We all need food that's actively good for you, for optimum function in high-stress, competitive environments. The genders have unique specific requirements, and these change over time as we age. For men, these needs are not limited to, but include:

  • Nutrition for Men Living with HIV

  • Coronary Health

  • Weight Gain from Hormonal Changes

  • Testosterone-Linked Hair Loss

  • Flexibility and Strength

  • Stress Management

  • Nutritional Support for Focus

  • Skin and Digestive Disorders

  • Inflammation-Related Issues

  • Immune Function

  • Cognitive Enhancement

  • Coping and Mental Health

  • Sexual Health

  • Side-Effects from Prescription Drugs

Taste colors Top Three Tips for men, and the reasons why.

Red Palm Oil - a high MCT oil for excellent digestion and skin health that doesn’t rack up your carbon footprint, and leaves the orangutans alone to enjoy the rainforest.
— Ysanne's Tip for Men #1

A solid oil from Ecuador that’s high in MCTs, tocotrienols and tocopherols from the Vitamin E group, and the antioxidant beta-carotenes that color the oil red. It’s organic, non-GMO, rainforest-friendly, fairly-traded, unrefined, cold-pressed and cold-filtered.

Grown on small, multi-generational family farms, with a light carbon footprint - with similar nutritional and culinary benefits to coconut oil. Red Palm Oil has a strong taste when eaten raw which fades when used in cooking. Great as a spread, or when used as a carrier for medicinal herbs. Also awesome as a grooming balm, and when used as a part of your oral hygiene routine.


Krill Oil - rich in Omega 3 phospholipids for optimum coronary, cognitive and immune function without negatively impacting fish stocks, whales or other marine life.
— Ysanne's Tip for Men #2

Sourced from the only MSC-certified krill fishery in the world, this is rich in Omega 3 long-chain phospholipids, which are more bio-available than triglycerides from regular fish oil. They’re essential for healthy heart, brain and immune system function, and are hard to source in a regular Western diet.

Krill are plentiful in the oceans, because whales eat them, and poop out nutrients as a by-product. The krill actually need this cycle to reproduce – no krill eating, no krill breeding. It’s a surprising and extraordinary life-cycle.

It’s not sustainable to remove large quantities of krill from any place in the ocean that’s not been certified by marine biologists who have studied the full cycle of life in that specific region. Only one area of water has been certified as sustainable – it’s in Antarctica. Don’t be tempted to buy krill-based Omega 3 products that are made from whale food. Whales are the engines behind our planet’s oxygen production system, so eating their fuel isn’t smart if we want to keep breathing.


Turmeric - everyone knows about the anti-inflammatory properties, but most people aren’t aware of the necessity for careful and selective use, dosage or co-nutrients.
— Ysanne's Tip for Men #3

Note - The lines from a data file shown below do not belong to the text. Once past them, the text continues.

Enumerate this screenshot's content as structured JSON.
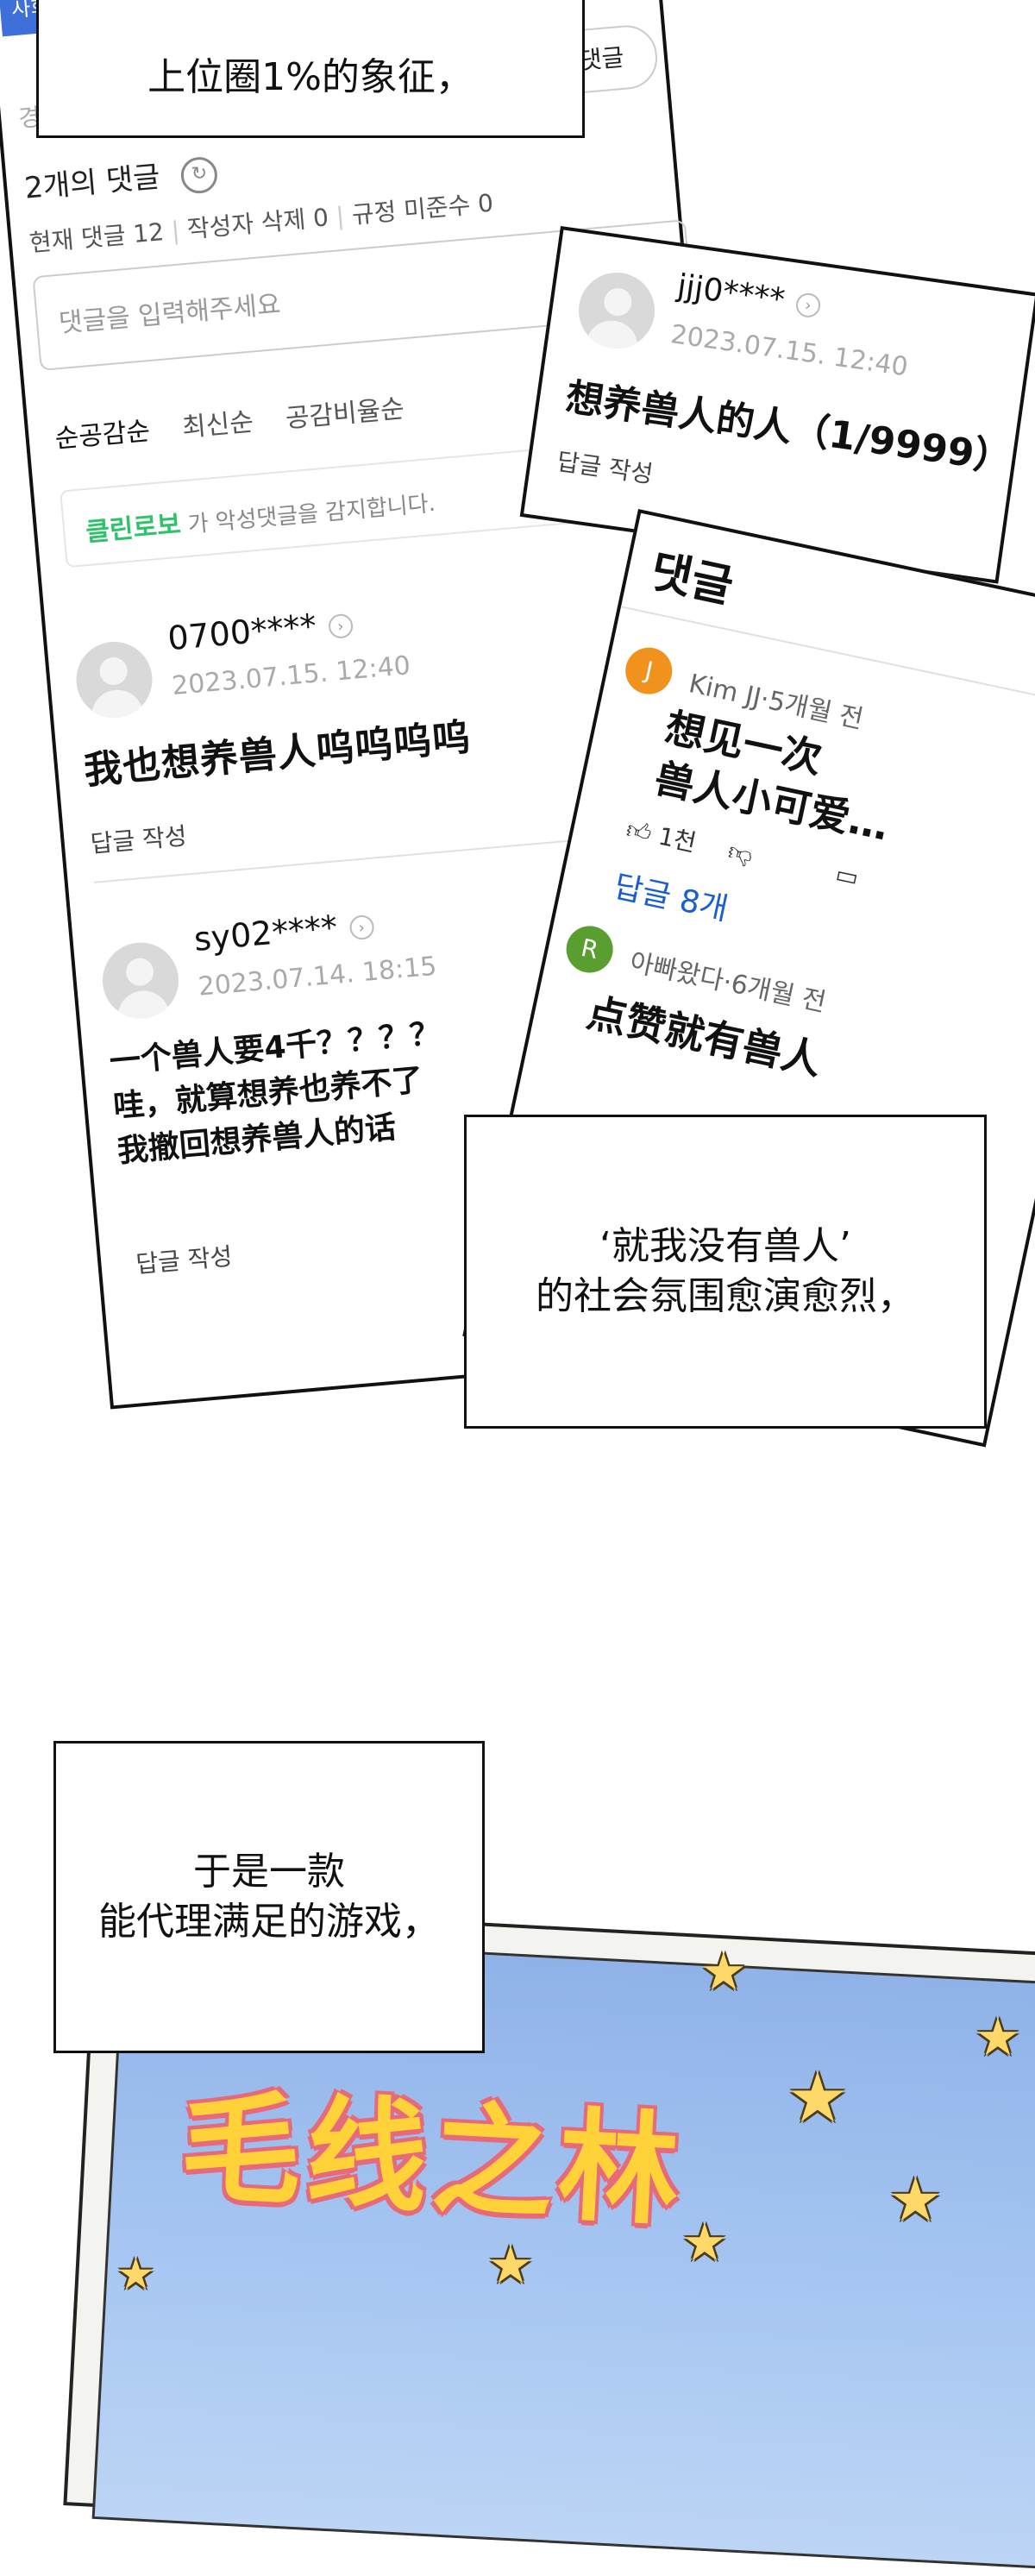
{
  "top_caption": {
    "text": "上位圈1%的象征，"
  },
  "main_card": {
    "tab_fragment": "사회",
    "info_icon": "info-icon",
    "left_edge_fragment": "경우",
    "comment_button": "댓글",
    "count_title": "2개의 댓글",
    "refresh_icon": "refresh-icon",
    "stats": [
      "현재 댓글 12",
      "작성자 삭제 0",
      "규정 미준수 0"
    ],
    "input_placeholder": "댓글을 입력해주세요",
    "sort_tabs": [
      "순공감순",
      "최신순",
      "공감비율순"
    ],
    "cleanbot": {
      "brand": "클린로보",
      "text": " 가 악성댓글을 감지합니다."
    },
    "comments": [
      {
        "user": "0700****",
        "time": "2023.07.15. 12:40",
        "body": "我也想养兽人呜呜呜呜",
        "reply": "답글 작성"
      },
      {
        "user": "sy02****",
        "time": "2023.07.14. 18:15",
        "body": "一个兽人要4千？？？？\n哇，就算想养也养不了\n我撤回想养兽人的话",
        "reply": "답글 작성"
      }
    ]
  },
  "popup_card": {
    "user": "jjj0****",
    "time": "2023.07.15. 12:40",
    "body": "想养兽人的人（1/9999）",
    "reply": "답글 작성"
  },
  "yt_card": {
    "title": "댓글",
    "comments": [
      {
        "avatar_letter": "J",
        "avatar_color": "#f0921c",
        "meta": "Kim JJ·5개월 전",
        "body": "想见一次\n兽人小可爱…",
        "likes": "1천",
        "replies": "답글 8개"
      },
      {
        "avatar_letter": "R",
        "avatar_color": "#5a9e2f",
        "meta": "아빠왔다·6개월 전",
        "body": "点赞就有兽人"
      }
    ]
  },
  "mid_caption": {
    "text": "‘就我没有兽人’\n的社会氛围愈演愈烈，"
  },
  "bottom_caption": {
    "text": "于是一款\n能代理满足的游戏，"
  },
  "game_title": {
    "text": "毛线之林"
  },
  "colors": {
    "cleanbot_green": "#2fc26b",
    "reply_blue": "#1a5fd0",
    "sky": "#8fb8ee"
  }
}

If you’re reading this, you no doubt know about curcumins in turmeric, and their ability to reduce inflammation. However, you probably don’t know that this isn’t true for all people. I’m one of the many people with an intolerance turmeric, in any form, due to the high sulphur content – I also have a mild intolerance to the onion family, for the same reason. I'm fine with cooked onions and garlic, but I can’t eat raw green onions without getting a headache. Or red wine.

Unlike many people, I don’t recommend turmeric for everyone for this reason. As with anything - no one size fits all.

However, for those people it does suit, I make sure they consume turmeric in a way that's effective, so they don't end up simply producing expensive pee without significant health benefits.

This is the deal – your liver is going to pee the turmeric you eat out within two hours unless you consume it in a way that gets around this natural system. Because turmeric contains curcumins, your liver thinks it’s poisonous. It's a bitter food, and that's why it's beneficial, and also makes your liver think it needs to be expelled quickly. If you temporarily suppress your liver function, you won’t pee it out. We'll evaluate this together, and if this seems the best method for you, I’ll recommend you eat a form of high-potency turmeric with added peperine from black pepper, as an additional synergistic herb.

If you take it in a fat-soluble form, it won’t be metabolized by the liver as efficiently. Although the liver does produce bile for digesting fat, its main function is to metabolize water-soluble chemicals, and from there, to excrete them into urine. So combining high-potency turmeric with MCTs helps.

A third way to avoid the curcumins being processed and removed from your body is to eat them in whole form, via natural turmeric tubers. This can be by juicing them, or by creating a delicious turmeric butter.

All three of these very different delivery methods are possible ways to ensure you reduce your inflammation while conserving money. All three of them rely on first discovering if curcumins are suitable for your specific, personal body. Without this rigorous, personalized evaluation, the chances are you’ll be spending money on turmeric either without any benefits, or potentially with detrimental effects.

Let's figure out what’s best for you, from the spectrum of steering clear of turmeric, to eating it from whole tubers with added black pepper and MCT oils.